An estimated 37 million Iranians in a country of 80 million people are said to be living in water-stressed areas. The average precipitation rate throughout Iran has been lower than the global average for more than a decade. Due to drought and the resulting economic and social crisis, people from the major water-deficit regions of the south are moving to other parts of the country, including the northern provinces, in huge numbers.

Protests have broken out in Iran since the beginning of 2018 over a lack of drinkable water and growing political concerns due to drought. Iranian officials consider the crisis a national security issue. In early July, demonstrators protesting over water scarcity in the cities of the southwestern province of Kuzestan, which borders Iraq, have clashed with police.

According to local media reports, protesters took to the streets in Mahshahr city on July 2 to express support for the residents of nearby Khorramshahr, who have been protesting shortages of drinking water over the past days.

Meanwhile, the head of the Iranian Civil Defense Organization, Gholam Reza Jalali, has accused Iran’s enemies, especially Israel, of intervening in the country’s climate and modifying the weather in Iran in order to create drought.

“Joint teams from Israel and one of our neighboring countries make clouds that are entering Iran,” which, Jalali claims, are unable to produce rain.

With lower water levels within Iranian dams, the country’s ability to generate electricity through its hydropower plants has reached a maximum output of 5,000 MW this summer, far lower than last year’s figure of 9,300 MW, according to IRIB News Agency.

During the protests over the lack of drinking water and power shortages, rumors have swarmed that Iranian water and electricity is being exported to neighboring countries.
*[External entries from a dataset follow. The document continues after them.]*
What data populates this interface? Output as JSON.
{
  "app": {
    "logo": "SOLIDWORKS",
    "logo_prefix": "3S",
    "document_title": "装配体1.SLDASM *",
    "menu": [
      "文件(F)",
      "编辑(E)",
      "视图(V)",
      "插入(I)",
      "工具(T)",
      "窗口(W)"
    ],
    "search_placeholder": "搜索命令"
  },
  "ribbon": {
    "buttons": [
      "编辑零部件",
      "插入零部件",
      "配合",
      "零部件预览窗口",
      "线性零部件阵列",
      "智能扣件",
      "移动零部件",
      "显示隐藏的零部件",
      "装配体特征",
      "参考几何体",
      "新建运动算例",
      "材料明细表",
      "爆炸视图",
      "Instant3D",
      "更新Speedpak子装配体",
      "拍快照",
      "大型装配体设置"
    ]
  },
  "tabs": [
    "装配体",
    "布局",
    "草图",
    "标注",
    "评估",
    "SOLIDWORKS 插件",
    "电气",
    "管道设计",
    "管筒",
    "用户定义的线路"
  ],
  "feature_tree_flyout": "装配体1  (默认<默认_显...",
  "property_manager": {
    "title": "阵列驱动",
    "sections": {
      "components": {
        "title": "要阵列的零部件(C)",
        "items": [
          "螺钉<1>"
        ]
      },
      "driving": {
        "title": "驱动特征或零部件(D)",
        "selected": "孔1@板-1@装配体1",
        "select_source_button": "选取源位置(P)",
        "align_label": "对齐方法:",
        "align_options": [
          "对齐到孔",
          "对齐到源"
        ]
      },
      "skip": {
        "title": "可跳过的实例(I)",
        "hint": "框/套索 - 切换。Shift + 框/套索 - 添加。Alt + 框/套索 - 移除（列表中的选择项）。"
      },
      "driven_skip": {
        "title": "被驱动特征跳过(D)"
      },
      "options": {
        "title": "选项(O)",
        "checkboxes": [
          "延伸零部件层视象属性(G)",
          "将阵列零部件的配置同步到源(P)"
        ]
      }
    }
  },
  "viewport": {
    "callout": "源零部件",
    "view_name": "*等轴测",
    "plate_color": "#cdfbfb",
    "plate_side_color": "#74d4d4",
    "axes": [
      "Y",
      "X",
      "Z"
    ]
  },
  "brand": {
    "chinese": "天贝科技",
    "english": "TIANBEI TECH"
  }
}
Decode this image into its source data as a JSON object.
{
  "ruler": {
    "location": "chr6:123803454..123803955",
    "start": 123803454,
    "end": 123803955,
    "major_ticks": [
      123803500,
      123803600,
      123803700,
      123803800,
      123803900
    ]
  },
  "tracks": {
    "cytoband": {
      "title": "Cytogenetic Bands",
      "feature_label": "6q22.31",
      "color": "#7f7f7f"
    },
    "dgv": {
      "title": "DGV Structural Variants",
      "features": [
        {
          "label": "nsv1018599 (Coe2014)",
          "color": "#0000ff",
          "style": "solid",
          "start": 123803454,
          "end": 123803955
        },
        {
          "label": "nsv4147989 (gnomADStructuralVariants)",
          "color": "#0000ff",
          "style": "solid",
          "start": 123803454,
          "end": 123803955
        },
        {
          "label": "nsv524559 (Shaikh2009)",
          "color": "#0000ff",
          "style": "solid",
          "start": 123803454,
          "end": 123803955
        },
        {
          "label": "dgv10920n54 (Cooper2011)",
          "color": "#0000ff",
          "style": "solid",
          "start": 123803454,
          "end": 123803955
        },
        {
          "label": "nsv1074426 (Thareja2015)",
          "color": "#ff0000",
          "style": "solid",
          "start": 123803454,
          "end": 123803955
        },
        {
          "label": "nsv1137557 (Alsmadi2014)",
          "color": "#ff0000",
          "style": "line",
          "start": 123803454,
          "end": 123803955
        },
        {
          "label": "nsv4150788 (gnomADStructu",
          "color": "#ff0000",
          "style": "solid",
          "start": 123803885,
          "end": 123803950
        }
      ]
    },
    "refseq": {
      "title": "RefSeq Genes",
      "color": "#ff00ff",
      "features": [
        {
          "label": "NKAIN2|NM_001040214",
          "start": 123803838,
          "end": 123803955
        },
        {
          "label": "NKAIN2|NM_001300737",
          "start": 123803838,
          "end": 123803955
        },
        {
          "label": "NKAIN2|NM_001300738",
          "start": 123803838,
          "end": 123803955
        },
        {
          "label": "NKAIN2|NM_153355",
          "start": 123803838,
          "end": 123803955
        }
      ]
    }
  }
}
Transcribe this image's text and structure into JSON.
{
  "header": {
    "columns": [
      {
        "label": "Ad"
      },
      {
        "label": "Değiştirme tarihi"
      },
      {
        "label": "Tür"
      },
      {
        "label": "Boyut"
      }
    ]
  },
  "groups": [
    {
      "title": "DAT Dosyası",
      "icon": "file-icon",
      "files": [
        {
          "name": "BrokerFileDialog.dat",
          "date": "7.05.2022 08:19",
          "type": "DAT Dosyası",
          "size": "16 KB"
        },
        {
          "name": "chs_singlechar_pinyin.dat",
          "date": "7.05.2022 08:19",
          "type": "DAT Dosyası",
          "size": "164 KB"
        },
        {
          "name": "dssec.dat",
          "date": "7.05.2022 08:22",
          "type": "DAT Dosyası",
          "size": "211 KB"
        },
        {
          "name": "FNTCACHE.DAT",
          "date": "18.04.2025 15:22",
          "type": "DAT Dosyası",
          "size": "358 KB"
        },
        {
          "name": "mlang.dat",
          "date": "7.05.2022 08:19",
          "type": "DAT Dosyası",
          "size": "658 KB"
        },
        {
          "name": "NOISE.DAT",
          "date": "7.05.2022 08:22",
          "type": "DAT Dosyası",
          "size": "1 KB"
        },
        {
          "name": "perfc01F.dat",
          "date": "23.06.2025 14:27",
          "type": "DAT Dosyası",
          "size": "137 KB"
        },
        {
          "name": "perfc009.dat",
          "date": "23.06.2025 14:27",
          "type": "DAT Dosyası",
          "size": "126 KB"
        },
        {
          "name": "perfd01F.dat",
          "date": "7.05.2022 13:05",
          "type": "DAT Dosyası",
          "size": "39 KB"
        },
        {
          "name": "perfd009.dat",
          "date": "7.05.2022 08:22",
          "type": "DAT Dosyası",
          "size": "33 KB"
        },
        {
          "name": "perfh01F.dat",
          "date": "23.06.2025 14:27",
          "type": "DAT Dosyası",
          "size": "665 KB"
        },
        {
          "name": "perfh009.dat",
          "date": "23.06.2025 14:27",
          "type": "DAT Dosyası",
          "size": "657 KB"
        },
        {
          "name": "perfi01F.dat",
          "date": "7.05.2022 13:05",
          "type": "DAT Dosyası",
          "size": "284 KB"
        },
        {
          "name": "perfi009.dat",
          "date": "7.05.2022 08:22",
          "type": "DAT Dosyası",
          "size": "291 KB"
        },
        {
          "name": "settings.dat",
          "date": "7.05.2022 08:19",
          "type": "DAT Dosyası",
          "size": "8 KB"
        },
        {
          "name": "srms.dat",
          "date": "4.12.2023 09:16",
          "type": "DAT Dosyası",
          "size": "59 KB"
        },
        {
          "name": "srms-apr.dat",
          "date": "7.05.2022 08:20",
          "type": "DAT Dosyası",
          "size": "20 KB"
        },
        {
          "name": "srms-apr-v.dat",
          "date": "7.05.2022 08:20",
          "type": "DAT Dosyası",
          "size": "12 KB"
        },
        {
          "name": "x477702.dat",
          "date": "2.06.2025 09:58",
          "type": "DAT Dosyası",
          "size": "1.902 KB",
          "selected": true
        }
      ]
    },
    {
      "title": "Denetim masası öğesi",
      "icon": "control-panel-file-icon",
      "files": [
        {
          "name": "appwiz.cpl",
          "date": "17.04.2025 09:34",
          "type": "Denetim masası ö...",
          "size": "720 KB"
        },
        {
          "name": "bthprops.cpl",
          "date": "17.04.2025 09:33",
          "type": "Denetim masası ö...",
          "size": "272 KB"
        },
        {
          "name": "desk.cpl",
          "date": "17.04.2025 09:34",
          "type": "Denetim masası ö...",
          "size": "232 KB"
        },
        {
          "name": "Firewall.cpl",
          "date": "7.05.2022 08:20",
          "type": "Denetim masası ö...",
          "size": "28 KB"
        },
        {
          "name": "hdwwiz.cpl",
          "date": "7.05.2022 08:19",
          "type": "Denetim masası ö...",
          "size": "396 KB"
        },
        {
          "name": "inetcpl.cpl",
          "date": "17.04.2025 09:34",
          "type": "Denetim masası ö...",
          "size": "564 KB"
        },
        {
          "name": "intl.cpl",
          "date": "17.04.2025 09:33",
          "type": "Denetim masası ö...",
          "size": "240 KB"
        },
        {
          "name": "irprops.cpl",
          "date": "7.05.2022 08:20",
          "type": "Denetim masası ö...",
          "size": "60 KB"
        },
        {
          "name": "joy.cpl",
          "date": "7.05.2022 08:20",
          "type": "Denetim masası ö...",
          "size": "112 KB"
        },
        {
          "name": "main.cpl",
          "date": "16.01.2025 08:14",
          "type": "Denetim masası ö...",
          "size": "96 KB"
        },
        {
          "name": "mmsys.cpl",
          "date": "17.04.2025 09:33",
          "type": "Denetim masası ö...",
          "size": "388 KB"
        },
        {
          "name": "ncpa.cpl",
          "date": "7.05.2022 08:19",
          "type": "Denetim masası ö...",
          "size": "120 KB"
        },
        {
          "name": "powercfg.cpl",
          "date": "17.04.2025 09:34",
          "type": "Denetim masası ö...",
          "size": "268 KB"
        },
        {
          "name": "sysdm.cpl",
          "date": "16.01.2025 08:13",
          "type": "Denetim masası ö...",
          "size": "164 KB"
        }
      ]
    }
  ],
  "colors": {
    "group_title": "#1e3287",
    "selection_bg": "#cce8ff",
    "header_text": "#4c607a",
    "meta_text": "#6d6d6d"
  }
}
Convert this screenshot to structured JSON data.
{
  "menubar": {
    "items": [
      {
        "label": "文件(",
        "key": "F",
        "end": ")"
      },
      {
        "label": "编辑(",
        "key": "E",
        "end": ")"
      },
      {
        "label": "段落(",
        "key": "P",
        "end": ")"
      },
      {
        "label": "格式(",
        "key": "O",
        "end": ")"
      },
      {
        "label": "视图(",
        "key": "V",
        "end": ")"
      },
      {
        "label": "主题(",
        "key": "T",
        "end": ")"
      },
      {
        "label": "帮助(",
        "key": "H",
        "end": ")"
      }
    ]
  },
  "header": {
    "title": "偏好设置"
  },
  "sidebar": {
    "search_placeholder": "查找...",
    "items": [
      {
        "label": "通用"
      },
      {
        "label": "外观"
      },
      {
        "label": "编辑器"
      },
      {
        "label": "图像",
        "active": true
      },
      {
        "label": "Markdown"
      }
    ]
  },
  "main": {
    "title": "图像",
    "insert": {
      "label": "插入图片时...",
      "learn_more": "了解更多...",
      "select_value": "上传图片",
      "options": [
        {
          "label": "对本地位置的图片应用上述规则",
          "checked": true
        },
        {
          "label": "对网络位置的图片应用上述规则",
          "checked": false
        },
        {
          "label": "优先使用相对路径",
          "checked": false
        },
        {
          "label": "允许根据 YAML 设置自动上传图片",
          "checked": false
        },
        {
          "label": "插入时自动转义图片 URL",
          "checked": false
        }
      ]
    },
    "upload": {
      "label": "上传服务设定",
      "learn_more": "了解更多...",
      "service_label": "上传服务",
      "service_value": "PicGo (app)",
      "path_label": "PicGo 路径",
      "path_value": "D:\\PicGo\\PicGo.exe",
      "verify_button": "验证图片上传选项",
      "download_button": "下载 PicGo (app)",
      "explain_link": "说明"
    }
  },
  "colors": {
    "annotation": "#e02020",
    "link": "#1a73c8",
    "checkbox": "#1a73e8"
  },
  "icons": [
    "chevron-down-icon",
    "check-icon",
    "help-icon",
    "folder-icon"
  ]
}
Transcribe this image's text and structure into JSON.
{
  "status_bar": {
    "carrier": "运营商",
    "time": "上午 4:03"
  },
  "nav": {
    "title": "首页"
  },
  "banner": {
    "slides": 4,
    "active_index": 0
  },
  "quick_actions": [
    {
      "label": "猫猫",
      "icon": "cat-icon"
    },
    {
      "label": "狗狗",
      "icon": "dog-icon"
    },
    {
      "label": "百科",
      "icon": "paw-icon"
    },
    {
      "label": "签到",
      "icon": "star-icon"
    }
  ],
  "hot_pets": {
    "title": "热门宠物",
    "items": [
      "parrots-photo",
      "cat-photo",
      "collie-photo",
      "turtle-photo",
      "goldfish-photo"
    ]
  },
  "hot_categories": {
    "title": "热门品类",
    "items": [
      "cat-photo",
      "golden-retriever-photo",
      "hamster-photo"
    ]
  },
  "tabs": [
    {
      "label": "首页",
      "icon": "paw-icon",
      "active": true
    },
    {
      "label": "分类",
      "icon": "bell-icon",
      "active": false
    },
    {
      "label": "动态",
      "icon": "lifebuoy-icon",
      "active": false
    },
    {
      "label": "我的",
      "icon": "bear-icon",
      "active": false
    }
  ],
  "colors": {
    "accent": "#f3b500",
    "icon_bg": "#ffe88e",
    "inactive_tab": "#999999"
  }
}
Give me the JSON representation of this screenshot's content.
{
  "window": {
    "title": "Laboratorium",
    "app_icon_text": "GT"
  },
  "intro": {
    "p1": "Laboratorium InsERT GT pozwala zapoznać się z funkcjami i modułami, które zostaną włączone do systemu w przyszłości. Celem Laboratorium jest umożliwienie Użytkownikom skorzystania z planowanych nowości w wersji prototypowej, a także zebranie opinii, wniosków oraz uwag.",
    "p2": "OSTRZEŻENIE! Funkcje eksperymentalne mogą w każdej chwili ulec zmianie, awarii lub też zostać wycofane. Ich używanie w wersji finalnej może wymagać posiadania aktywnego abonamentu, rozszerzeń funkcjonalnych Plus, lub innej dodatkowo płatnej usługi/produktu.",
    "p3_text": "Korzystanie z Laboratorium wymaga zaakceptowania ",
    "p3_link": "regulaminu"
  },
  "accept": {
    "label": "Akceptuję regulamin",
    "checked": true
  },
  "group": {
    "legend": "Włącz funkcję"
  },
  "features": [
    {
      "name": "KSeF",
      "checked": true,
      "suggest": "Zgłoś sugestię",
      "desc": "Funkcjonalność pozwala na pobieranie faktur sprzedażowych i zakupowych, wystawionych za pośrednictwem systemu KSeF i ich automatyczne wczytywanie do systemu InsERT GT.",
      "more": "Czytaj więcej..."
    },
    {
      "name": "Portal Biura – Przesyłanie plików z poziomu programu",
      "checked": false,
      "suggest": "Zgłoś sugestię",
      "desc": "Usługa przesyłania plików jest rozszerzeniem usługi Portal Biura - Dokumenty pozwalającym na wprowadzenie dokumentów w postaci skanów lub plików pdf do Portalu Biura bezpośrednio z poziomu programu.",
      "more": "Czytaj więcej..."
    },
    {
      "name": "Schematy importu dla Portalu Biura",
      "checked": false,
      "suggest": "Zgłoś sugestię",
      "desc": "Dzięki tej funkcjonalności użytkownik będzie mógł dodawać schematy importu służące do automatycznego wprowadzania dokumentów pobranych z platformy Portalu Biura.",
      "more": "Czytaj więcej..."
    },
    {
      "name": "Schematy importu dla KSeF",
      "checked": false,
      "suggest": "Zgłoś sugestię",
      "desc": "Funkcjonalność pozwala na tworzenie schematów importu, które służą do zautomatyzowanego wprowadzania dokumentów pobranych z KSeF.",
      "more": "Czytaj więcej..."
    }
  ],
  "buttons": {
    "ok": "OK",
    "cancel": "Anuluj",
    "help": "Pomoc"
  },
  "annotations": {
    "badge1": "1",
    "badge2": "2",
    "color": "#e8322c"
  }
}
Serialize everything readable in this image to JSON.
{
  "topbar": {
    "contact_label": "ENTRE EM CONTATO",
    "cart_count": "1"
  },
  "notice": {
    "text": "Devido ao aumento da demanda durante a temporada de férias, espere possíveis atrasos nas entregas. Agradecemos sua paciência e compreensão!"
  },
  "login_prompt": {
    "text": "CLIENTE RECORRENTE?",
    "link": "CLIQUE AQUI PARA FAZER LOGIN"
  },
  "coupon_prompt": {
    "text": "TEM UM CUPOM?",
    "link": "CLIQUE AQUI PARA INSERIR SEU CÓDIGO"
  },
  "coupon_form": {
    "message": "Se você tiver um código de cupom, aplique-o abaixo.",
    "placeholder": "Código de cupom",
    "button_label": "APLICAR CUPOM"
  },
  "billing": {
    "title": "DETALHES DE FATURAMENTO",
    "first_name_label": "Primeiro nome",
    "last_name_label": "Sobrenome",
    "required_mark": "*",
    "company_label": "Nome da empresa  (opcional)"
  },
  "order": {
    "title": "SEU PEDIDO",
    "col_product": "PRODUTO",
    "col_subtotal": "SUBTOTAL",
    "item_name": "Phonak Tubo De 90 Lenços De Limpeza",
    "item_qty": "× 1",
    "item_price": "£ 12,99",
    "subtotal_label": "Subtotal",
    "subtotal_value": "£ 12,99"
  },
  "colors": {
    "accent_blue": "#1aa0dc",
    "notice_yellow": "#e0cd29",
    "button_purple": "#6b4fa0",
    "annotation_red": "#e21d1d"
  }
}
Energy Minister Reza Ardakanian denies such claims, and said earlier this month that due to the current situation Iran is importing about 700 MW of electricity from Turkmenistan, Azerbaijan and Afghanistan.